Blink at the wrong moment as you drive along a by-road between Walsingham and South Creake, and you’ll miss Waterden. The tiny church stands a little way back from the road, down a slope. There was a settlement here in the 11th century, and the Domesday Book may have recorded a church. The little village seems to have begun an irreversible decay around 1400, though not as a direct consequence of the Black Death; now there are just earthworks remaining nearby. Its minute population found maintaining the church a hard task; around 1600 they  seem to have shortened the nave, abandoning the west tower, fitting a new roof and building a new north porch – though retaining the 11th c. north and south doorways.
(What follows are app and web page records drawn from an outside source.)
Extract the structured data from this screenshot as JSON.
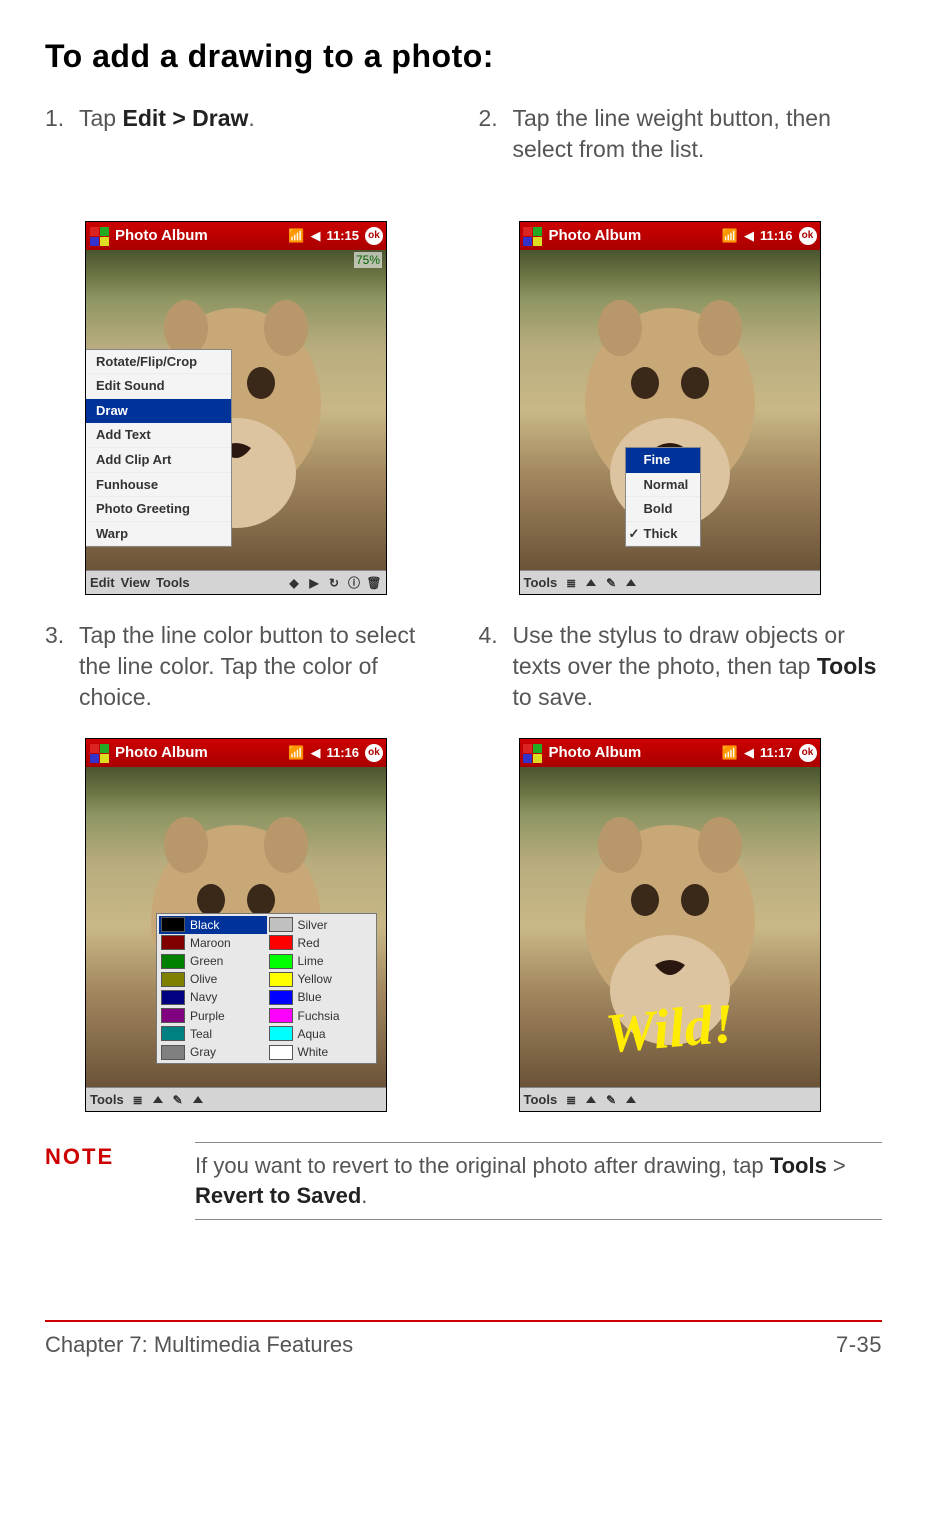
{
  "title": "To add a drawing to a photo:",
  "steps": {
    "s1": {
      "num": "1.",
      "pre": "Tap ",
      "bold": "Edit > Draw",
      "post": "."
    },
    "s2": {
      "num": "2.",
      "text": "Tap the line weight button, then select from the list."
    },
    "s3": {
      "num": "3.",
      "text": "Tap the line color button to select the line color. Tap the color of choice."
    },
    "s4": {
      "num": "4.",
      "pre": "Use the stylus to draw objects or texts over the photo, then tap ",
      "bold": "Tools",
      "post": " to save."
    }
  },
  "device": {
    "app_title": "Photo Album",
    "times": {
      "t1": "11:15",
      "t2": "11:16",
      "t3": "11:16",
      "t4": "11:17"
    },
    "ok": "ok",
    "percent": "75%",
    "edit_menu": [
      "Rotate/Flip/Crop",
      "Edit Sound",
      "Draw",
      "Add Text",
      "Add Clip Art",
      "Funhouse",
      "Photo Greeting",
      "Warp"
    ],
    "edit_selected": "Draw",
    "weight_menu": [
      "Fine",
      "Normal",
      "Bold",
      "Thick"
    ],
    "weight_selected": "Fine",
    "weight_checked": "Thick",
    "colors_left": [
      {
        "name": "Black",
        "hex": "#000000"
      },
      {
        "name": "Maroon",
        "hex": "#800000"
      },
      {
        "name": "Green",
        "hex": "#008000"
      },
      {
        "name": "Olive",
        "hex": "#808000"
      },
      {
        "name": "Navy",
        "hex": "#000080"
      },
      {
        "name": "Purple",
        "hex": "#800080"
      },
      {
        "name": "Teal",
        "hex": "#008080"
      },
      {
        "name": "Gray",
        "hex": "#808080"
      }
    ],
    "colors_right": [
      {
        "name": "Silver",
        "hex": "#c0c0c0"
      },
      {
        "name": "Red",
        "hex": "#ff0000"
      },
      {
        "name": "Lime",
        "hex": "#00ff00"
      },
      {
        "name": "Yellow",
        "hex": "#ffff00"
      },
      {
        "name": "Blue",
        "hex": "#0000ff"
      },
      {
        "name": "Fuchsia",
        "hex": "#ff00ff"
      },
      {
        "name": "Aqua",
        "hex": "#00ffff"
      },
      {
        "name": "White",
        "hex": "#ffffff"
      }
    ],
    "color_selected": "Black",
    "bottombar1": [
      "Edit",
      "View",
      "Tools"
    ],
    "bottombar_tools": "Tools",
    "wild": "Wild!"
  },
  "note": {
    "label": "NOTE",
    "pre": "If you want to revert to the original photo after drawing, tap ",
    "b1": "Tools",
    "mid": " > ",
    "b2": "Revert to Saved",
    "post": "."
  },
  "footer": {
    "chapter": "Chapter 7: Multimedia Features",
    "page": "7-35"
  }
}
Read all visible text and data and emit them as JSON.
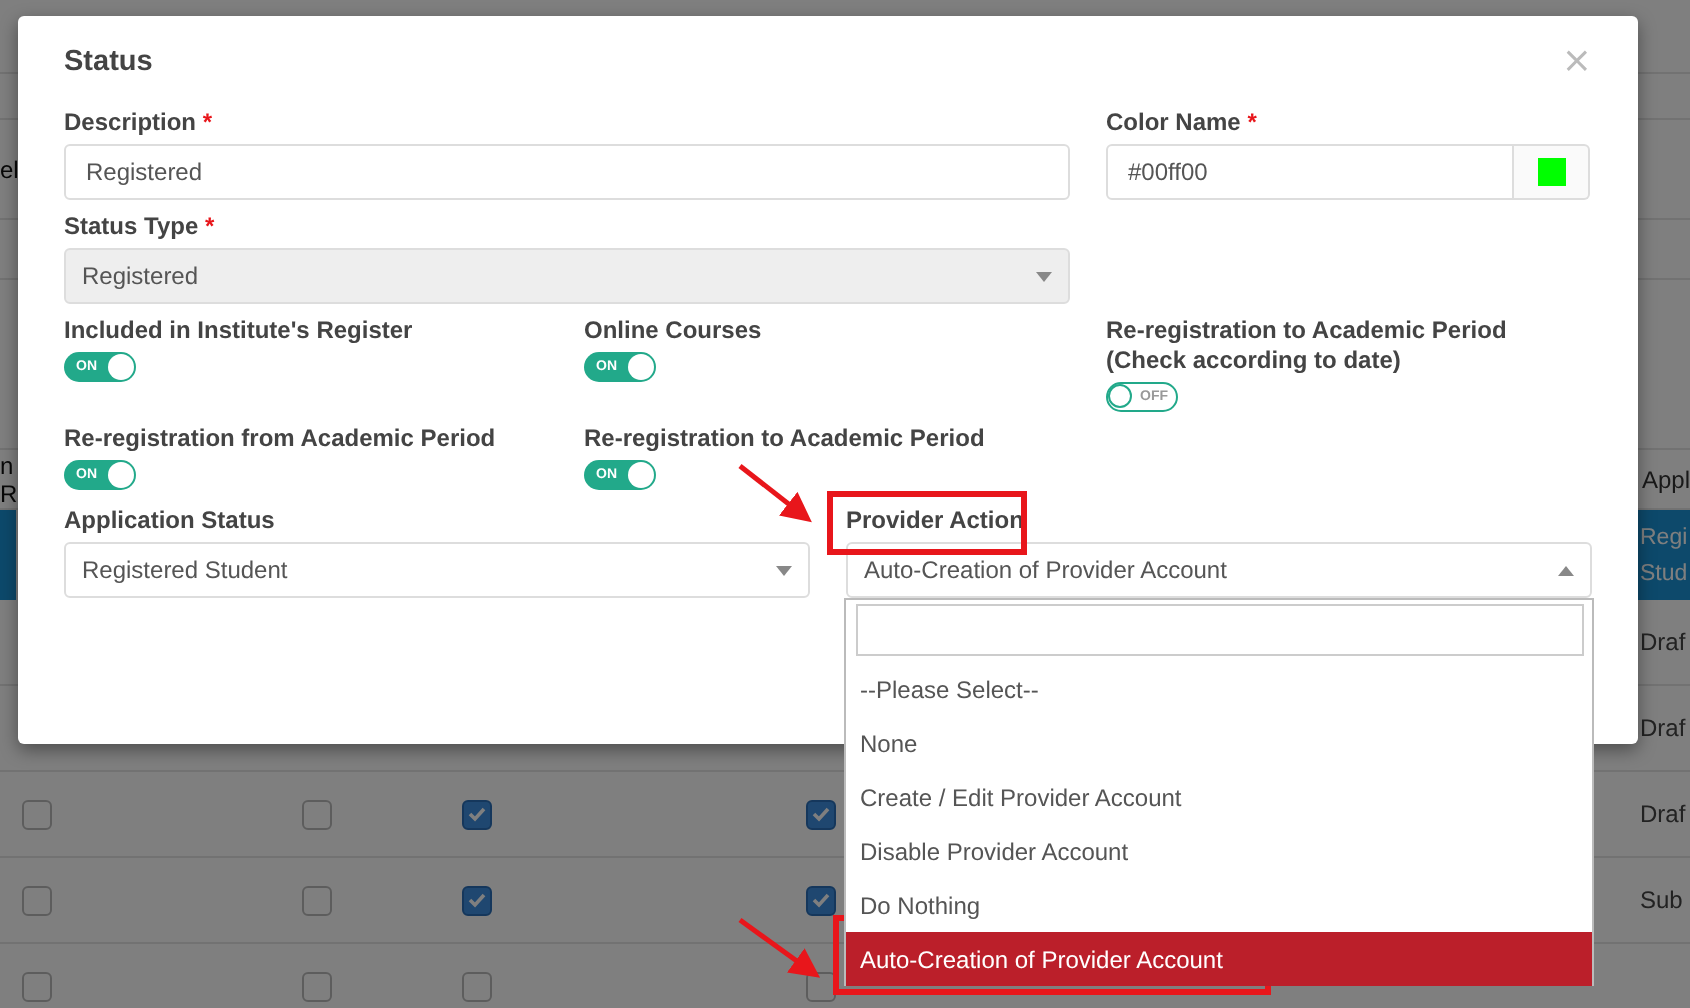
{
  "page_behind": {
    "cut_label": "el",
    "header_left": [
      "n",
      "R"
    ],
    "header_right": "Appl",
    "highlighted_row": [
      "Regi",
      "Stud"
    ],
    "rows": [
      {
        "status": "Draf"
      },
      {
        "status": "Draf"
      },
      {
        "checks": [
          false,
          false,
          true,
          true
        ],
        "status": "Draf"
      },
      {
        "checks": [
          false,
          false,
          true,
          true
        ],
        "status": "Sub"
      },
      {
        "checks": [
          false,
          false,
          false,
          false
        ]
      }
    ]
  },
  "dialog": {
    "title": "Status",
    "close": "×",
    "description": {
      "label": "Description",
      "required_mark": "*",
      "value": "Registered"
    },
    "color_name": {
      "label": "Color Name",
      "required_mark": "*",
      "value": "#00ff00",
      "color": "#00ff00"
    },
    "status_type": {
      "label": "Status Type",
      "required_mark": "*",
      "value": "Registered",
      "disabled": true
    },
    "toggles": [
      {
        "label": "Included in Institute's Register",
        "on": true,
        "text": "ON"
      },
      {
        "label": "Online Courses",
        "on": true,
        "text": "ON"
      },
      {
        "label": "Re-registration to Academic Period (Check according to date)",
        "on": false,
        "text": "OFF"
      },
      {
        "label": "Re-registration from Academic Period",
        "on": true,
        "text": "ON"
      },
      {
        "label": "Re-registration to Academic Period",
        "on": true,
        "text": "ON"
      }
    ],
    "application_status": {
      "label": "Application Status",
      "value": "Registered Student"
    },
    "provider_action": {
      "label": "Provider Action",
      "value": "Auto-Creation of Provider Account",
      "expanded": true,
      "options": [
        {
          "label": "--Please Select--",
          "selected": false
        },
        {
          "label": "None",
          "selected": false
        },
        {
          "label": "Create / Edit Provider Account",
          "selected": false
        },
        {
          "label": "Disable Provider Account",
          "selected": false
        },
        {
          "label": "Do Nothing",
          "selected": false
        },
        {
          "label": "Auto-Creation of Provider Account",
          "selected": true
        }
      ]
    }
  }
}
A south aisle was also abandoned. They inserted some new windows, including a brick-mullioned four-light E window. Inside, you find 19th century deal box pews and a contemporary pulpit. And a text, over the chancel arch.

Back in 1973, I moved to Norwich and one of the first things I did was to buy a new book, called ‘Norfolk Country Churches and the Future”, a manifesto for the survival of country churches years before its time. It was edited by a remarkable lady who was to be a friend for the next 30 years, Wilhelmine Harrod, and contained articles by a galaxy of her friends, including Osbert Lancaster, who drew Waterden for it. Let Fr. Colin Stephenson take up the story: “I remember so well coming upon a church in a field, it was Waterden. I pushed open the door and found myself in the middle of the Harvest Thanksgiving …  a formidable looking lady sat facing us behind a harmonium, surrounded by marrows and michaelmas daisies while over her head was a text which read ‘Lo, I am with you always’. I thought of this when I heard that Waterden might be closed as redundant.” 
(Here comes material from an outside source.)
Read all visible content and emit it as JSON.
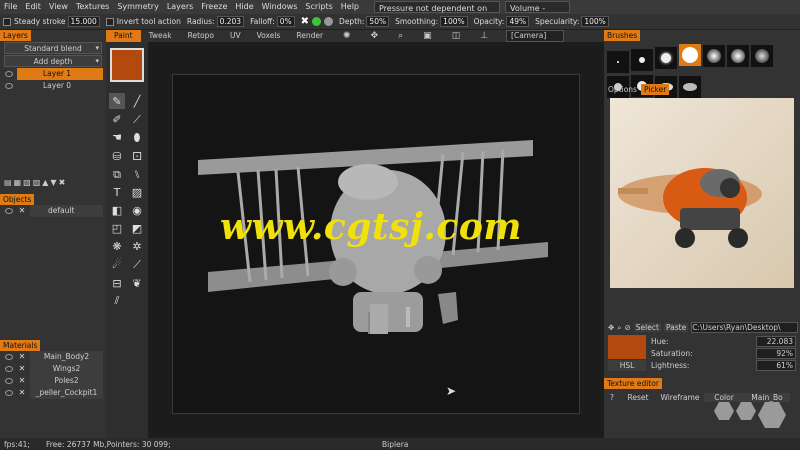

This was written fifty years ago. Waterden church has been restored by its friends. It is still very much in use. Waterden church is not redundant.


Map Reference: TF 461554

Simon Cotton